→ **Required action**: Only a number is wanted: how many lines of the entries include the string "value"?

→ **Records provided**:
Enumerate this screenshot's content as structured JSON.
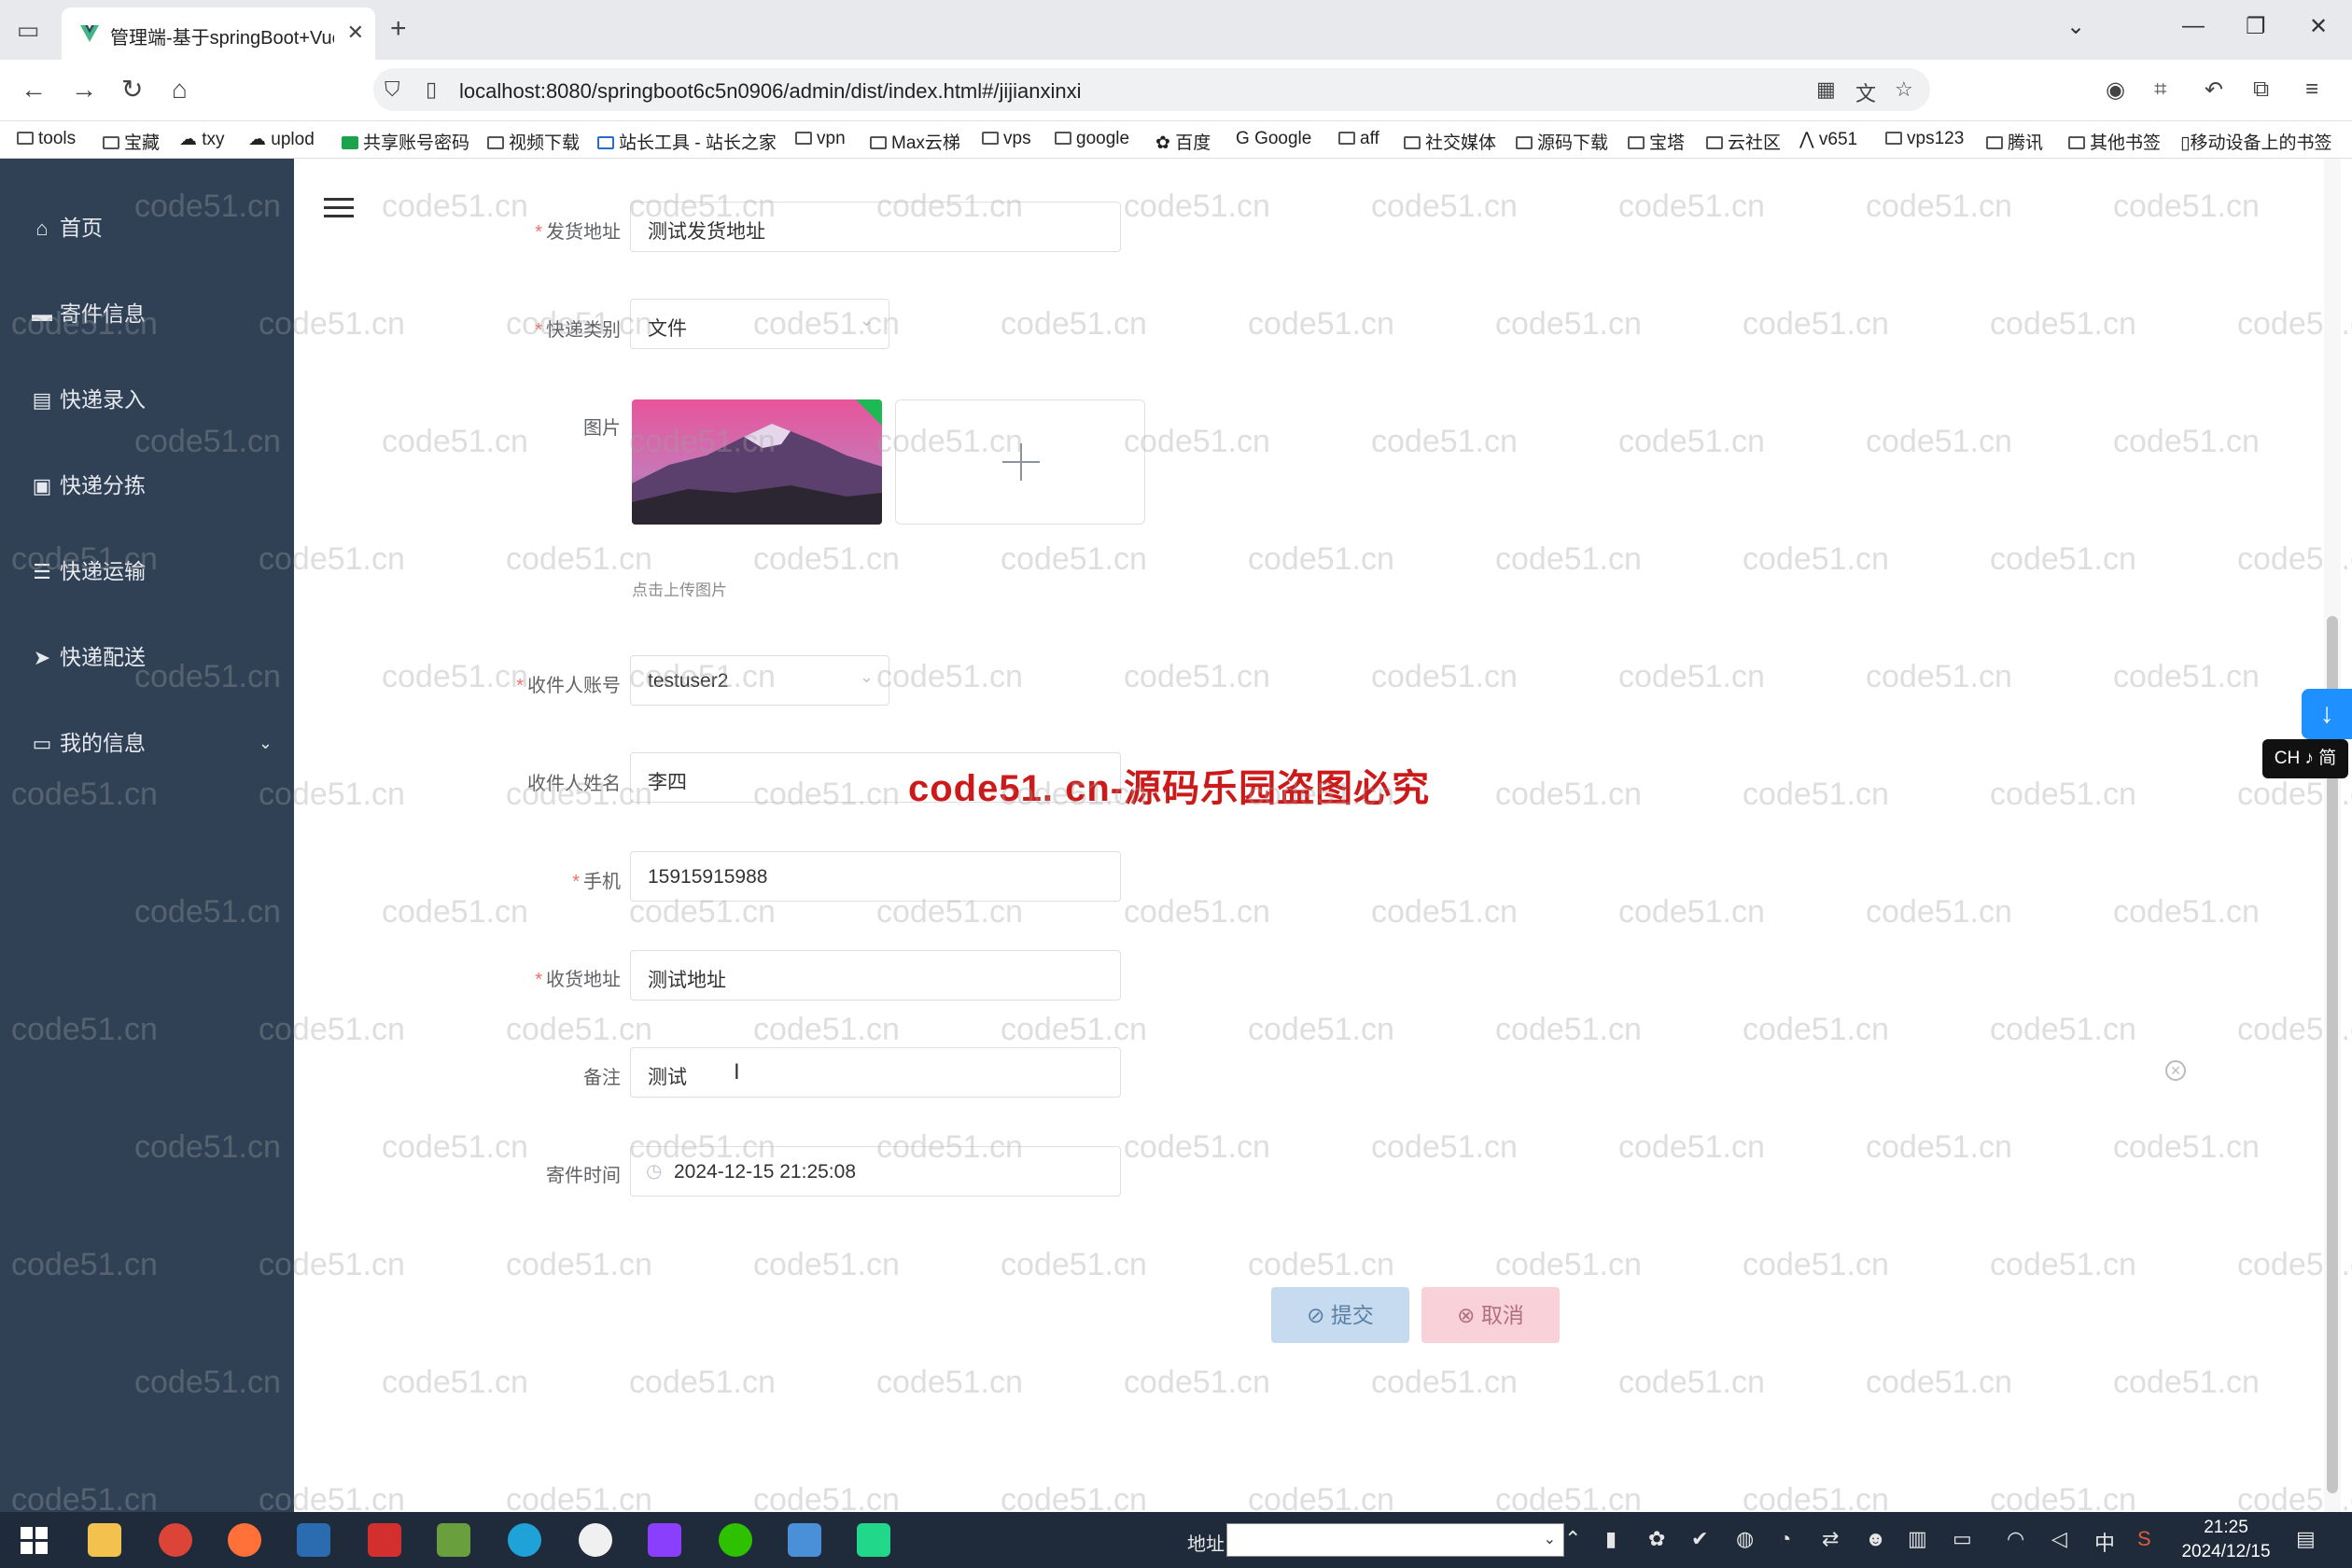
{
  "browser": {
    "tab_title": "管理端-基于springBoot+Vue的",
    "url": "localhost:8080/springboot6c5n0906/admin/dist/index.html#/jijianxinxi",
    "bookmarks": [
      "tools",
      "宝藏",
      "txy",
      "uplod",
      "共享账号密码",
      "视频下载",
      "站长工具 - 站长之家",
      "vpn",
      "Max云梯",
      "vps",
      "google",
      "百度",
      "Google",
      "aff",
      "社交媒体",
      "源码下载",
      "宝塔",
      "云社区",
      "v651",
      "vps123",
      "腾讯",
      "其他书签",
      "移动设备上的书签"
    ]
  },
  "sidebar": {
    "items": [
      {
        "label": "首页",
        "icon": "home-icon"
      },
      {
        "label": "寄件信息",
        "icon": "monitor-icon"
      },
      {
        "label": "快递录入",
        "icon": "clipboard-icon"
      },
      {
        "label": "快递分拣",
        "icon": "briefcase-icon"
      },
      {
        "label": "快递运输",
        "icon": "list-icon"
      },
      {
        "label": "快递配送",
        "icon": "send-icon"
      },
      {
        "label": "我的信息",
        "icon": "profile-icon"
      }
    ]
  },
  "form": {
    "sender_address": {
      "label": "发货地址",
      "value": "测试发货地址"
    },
    "express_type": {
      "label": "快递类别",
      "value": "文件"
    },
    "image": {
      "label": "图片",
      "hint": "点击上传图片"
    },
    "receiver_account": {
      "label": "收件人账号",
      "value": "testuser2"
    },
    "receiver_name": {
      "label": "收件人姓名",
      "value": "李四"
    },
    "phone": {
      "label": "手机",
      "value": "15915915988"
    },
    "receiver_address": {
      "label": "收货地址",
      "value": "测试地址"
    },
    "remark": {
      "label": "备注",
      "value": "测试"
    },
    "send_time": {
      "label": "寄件时间",
      "value": "2024-12-15 21:25:08"
    },
    "submit_label": "提交",
    "cancel_label": "取消"
  },
  "overlay": {
    "warning_text": "code51. cn-源码乐园盗图必究",
    "watermark": "code51.cn",
    "ime_label": "CH ♪ 简"
  },
  "taskbar": {
    "address_label": "地址",
    "time": "21:25",
    "date": "2024/12/15",
    "lang": "中"
  },
  "colors": {
    "sidebar_bg": "#304156",
    "required_mark": "#f56c6c",
    "warning_text": "#cc1a1a"
  }
}
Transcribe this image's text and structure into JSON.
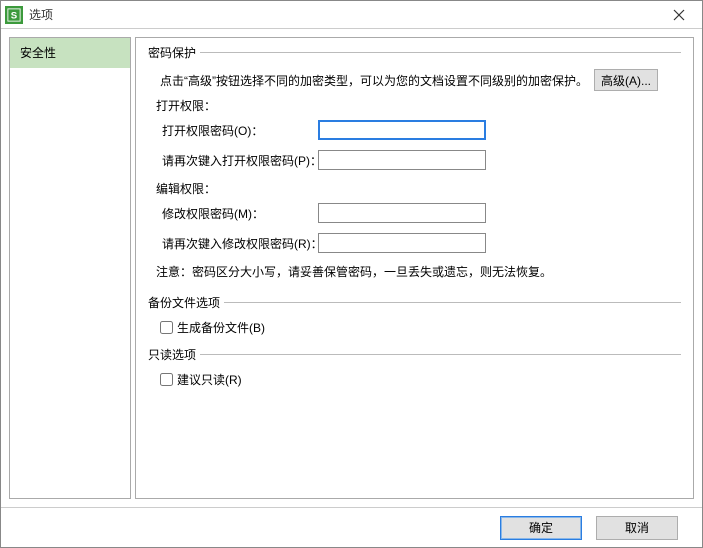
{
  "window": {
    "title": "选项"
  },
  "sidebar": {
    "items": [
      {
        "label": "安全性"
      }
    ]
  },
  "sections": {
    "password": {
      "legend": "密码保护",
      "help": "点击“高级”按钮选择不同的加密类型，可以为您的文档设置不同级别的加密保护。",
      "adv_button": "高级(A)...",
      "open_header": "打开权限：",
      "open_label": "打开权限密码(O)：",
      "open_confirm_label": "请再次键入打开权限密码(P)：",
      "edit_header": "编辑权限：",
      "edit_label": "修改权限密码(M)：",
      "edit_confirm_label": "请再次键入修改权限密码(R)：",
      "note": "注意：密码区分大小写，请妥善保管密码，一旦丢失或遗忘，则无法恢复。"
    },
    "backup": {
      "legend": "备份文件选项",
      "gen_backup_label": "生成备份文件(B)"
    },
    "readonly": {
      "legend": "只读选项",
      "recommend_label": "建议只读(R)"
    }
  },
  "footer": {
    "ok": "确定",
    "cancel": "取消"
  }
}
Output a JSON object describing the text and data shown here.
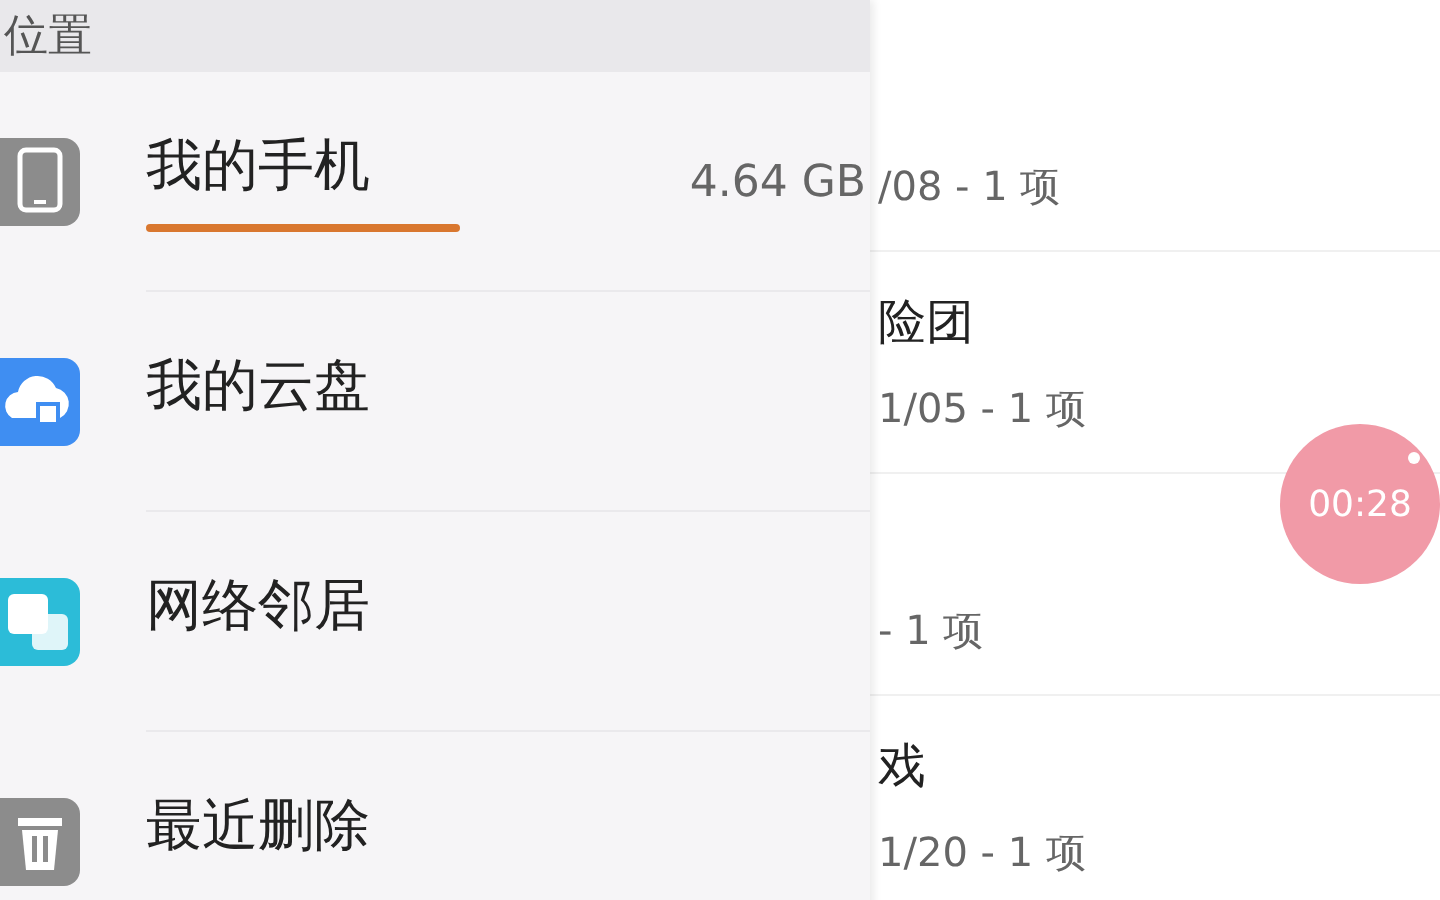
{
  "drawer": {
    "header": "位置",
    "items": [
      {
        "label": "我的手机",
        "kind": "phone",
        "selected": true,
        "detail": "4.64 GB"
      },
      {
        "label": "我的云盘",
        "kind": "cloud",
        "selected": false
      },
      {
        "label": "网络邻居",
        "kind": "network",
        "selected": false
      },
      {
        "label": "最近删除",
        "kind": "trash",
        "selected": false
      }
    ]
  },
  "files": [
    {
      "subtitle": "/08 - 1 项"
    },
    {
      "title": "险团",
      "subtitle": "1/05 - 1 项"
    },
    {
      "subtitle": "- 1 项"
    },
    {
      "title": "戏",
      "subtitle": "1/20 - 1 项"
    }
  ],
  "timer": "00:28"
}
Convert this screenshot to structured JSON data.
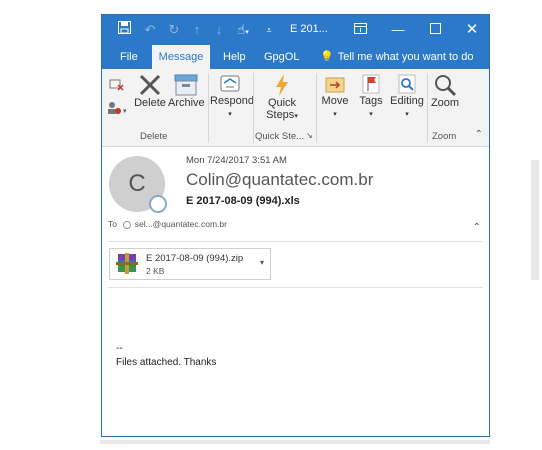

→ **Answer below**: 8